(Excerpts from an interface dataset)
● ● ● ● ●
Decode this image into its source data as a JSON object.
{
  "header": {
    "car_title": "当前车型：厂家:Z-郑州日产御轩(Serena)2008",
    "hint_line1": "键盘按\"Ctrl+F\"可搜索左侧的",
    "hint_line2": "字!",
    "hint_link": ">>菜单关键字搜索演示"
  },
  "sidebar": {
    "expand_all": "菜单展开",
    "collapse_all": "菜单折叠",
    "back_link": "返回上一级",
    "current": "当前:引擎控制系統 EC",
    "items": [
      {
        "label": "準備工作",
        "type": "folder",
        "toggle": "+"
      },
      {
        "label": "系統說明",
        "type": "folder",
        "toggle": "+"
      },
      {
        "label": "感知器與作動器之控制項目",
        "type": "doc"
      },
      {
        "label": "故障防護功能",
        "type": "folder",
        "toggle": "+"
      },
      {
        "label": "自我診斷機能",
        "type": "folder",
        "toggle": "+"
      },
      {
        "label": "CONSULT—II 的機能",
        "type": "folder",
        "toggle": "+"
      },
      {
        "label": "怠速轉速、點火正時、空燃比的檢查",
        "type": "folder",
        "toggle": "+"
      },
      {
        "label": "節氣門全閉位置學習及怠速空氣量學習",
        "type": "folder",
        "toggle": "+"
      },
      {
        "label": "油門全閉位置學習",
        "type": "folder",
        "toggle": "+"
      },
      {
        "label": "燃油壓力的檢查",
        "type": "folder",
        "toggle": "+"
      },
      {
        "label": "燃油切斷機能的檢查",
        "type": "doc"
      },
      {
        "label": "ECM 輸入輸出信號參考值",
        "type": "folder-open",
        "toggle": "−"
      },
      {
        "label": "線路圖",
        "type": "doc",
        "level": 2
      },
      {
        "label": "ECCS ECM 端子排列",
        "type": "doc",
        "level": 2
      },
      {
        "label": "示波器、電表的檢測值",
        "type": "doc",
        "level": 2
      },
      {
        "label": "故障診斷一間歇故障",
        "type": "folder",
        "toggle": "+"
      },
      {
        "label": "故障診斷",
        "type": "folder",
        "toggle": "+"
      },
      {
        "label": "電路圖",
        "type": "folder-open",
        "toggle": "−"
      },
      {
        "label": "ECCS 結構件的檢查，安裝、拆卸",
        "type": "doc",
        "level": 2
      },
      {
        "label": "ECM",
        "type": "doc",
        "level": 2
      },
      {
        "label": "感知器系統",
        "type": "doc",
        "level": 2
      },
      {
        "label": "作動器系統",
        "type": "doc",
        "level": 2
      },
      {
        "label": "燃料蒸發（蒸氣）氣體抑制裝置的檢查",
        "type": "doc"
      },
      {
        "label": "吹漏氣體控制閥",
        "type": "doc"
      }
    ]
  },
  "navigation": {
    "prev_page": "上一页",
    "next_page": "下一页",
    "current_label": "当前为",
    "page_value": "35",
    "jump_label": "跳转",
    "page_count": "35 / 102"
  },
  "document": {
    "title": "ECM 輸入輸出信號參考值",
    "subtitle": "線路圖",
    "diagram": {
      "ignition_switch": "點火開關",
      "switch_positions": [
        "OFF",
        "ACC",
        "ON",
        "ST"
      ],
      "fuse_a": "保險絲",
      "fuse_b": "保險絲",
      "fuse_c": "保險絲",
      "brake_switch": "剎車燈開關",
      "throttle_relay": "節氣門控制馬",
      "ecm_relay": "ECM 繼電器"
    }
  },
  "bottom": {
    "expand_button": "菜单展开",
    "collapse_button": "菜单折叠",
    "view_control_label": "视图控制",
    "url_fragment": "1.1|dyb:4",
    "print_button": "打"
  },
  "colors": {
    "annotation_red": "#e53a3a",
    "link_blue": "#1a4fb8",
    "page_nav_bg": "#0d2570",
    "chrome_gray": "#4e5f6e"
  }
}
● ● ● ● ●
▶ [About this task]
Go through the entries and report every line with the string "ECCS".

▶ [Response box]
        "label": "ECCS ECM 端子排列",
        "label": "ECCS 結構件的檢查，安裝、拆卸",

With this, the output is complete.